PROBLEM DESCRIPTION. Please copy every line from the records below that contains the string "instruction".

THE RECORDS.

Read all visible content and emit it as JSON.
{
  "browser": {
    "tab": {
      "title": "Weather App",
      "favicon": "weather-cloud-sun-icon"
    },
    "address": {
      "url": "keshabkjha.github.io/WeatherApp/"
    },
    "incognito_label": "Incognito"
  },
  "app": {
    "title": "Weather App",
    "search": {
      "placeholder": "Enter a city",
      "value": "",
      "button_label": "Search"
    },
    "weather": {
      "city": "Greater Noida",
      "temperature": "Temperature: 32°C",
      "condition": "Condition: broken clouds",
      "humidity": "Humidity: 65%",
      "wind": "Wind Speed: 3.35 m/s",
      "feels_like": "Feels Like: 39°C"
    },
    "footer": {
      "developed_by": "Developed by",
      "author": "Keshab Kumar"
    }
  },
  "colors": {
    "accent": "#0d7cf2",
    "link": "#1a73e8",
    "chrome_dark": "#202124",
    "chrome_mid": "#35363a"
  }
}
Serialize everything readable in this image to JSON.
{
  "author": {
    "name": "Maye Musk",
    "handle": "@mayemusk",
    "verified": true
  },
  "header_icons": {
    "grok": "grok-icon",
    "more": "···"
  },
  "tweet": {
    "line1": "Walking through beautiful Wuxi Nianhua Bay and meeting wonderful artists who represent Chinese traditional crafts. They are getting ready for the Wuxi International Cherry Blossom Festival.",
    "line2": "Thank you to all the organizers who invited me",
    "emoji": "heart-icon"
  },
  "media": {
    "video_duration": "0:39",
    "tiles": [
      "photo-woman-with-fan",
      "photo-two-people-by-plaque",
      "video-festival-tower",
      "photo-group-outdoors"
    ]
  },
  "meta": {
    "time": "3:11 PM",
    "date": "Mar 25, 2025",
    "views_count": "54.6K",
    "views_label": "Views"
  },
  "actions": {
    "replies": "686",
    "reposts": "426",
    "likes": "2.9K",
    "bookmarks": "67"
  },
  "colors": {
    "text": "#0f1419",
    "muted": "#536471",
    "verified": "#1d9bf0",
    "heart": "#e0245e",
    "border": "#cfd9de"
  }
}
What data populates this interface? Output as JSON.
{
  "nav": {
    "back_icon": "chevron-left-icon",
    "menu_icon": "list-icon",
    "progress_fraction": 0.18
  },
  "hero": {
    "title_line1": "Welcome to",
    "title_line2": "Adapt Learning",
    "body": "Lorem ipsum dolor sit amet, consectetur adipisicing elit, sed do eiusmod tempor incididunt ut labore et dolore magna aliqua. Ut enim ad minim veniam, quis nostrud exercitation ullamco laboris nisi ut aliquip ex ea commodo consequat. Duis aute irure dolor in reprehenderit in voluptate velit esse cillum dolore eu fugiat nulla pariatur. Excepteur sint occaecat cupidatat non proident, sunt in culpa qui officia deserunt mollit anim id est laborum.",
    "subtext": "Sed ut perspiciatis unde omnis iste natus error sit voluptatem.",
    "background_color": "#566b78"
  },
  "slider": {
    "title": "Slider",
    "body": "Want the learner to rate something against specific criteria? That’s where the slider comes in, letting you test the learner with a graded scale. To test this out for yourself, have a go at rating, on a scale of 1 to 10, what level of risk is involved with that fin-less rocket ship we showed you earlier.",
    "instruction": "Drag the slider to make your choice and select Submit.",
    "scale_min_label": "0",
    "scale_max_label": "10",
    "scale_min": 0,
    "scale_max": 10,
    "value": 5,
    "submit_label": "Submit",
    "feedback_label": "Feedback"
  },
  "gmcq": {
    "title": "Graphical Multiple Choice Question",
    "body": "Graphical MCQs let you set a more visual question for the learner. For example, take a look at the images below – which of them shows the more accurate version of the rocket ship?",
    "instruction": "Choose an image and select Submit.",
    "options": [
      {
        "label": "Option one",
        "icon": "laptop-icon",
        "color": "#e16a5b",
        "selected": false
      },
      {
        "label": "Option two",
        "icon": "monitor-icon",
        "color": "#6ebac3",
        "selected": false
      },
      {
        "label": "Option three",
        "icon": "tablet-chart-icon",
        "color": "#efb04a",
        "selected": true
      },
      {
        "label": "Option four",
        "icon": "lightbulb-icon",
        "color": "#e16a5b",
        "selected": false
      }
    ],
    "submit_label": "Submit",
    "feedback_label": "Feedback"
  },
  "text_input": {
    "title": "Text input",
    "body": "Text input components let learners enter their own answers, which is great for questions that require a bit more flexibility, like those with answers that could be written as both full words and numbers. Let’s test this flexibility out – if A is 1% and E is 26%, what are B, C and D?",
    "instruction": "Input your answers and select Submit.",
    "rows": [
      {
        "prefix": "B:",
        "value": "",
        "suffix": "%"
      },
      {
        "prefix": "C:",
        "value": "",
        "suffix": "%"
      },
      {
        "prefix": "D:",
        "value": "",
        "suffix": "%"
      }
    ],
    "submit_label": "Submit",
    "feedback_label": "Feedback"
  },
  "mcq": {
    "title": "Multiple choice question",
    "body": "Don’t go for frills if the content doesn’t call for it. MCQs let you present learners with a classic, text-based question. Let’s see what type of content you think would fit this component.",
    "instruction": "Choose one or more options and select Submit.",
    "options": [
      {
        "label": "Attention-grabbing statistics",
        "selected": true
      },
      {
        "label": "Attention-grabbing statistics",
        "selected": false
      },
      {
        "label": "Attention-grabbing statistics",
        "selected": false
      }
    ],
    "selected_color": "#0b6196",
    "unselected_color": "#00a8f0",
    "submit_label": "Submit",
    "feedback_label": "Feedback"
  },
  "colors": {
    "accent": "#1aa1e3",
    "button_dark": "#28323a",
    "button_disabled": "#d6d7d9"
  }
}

WRITTEN SOLUTION.
    "instruction": "Drag the slider to make your choice and select Submit.",
    "instruction": "Choose an image and select Submit.",
    "instruction": "Input your answers and select Submit.",
    "instruction": "Choose one or more options and select Submit.",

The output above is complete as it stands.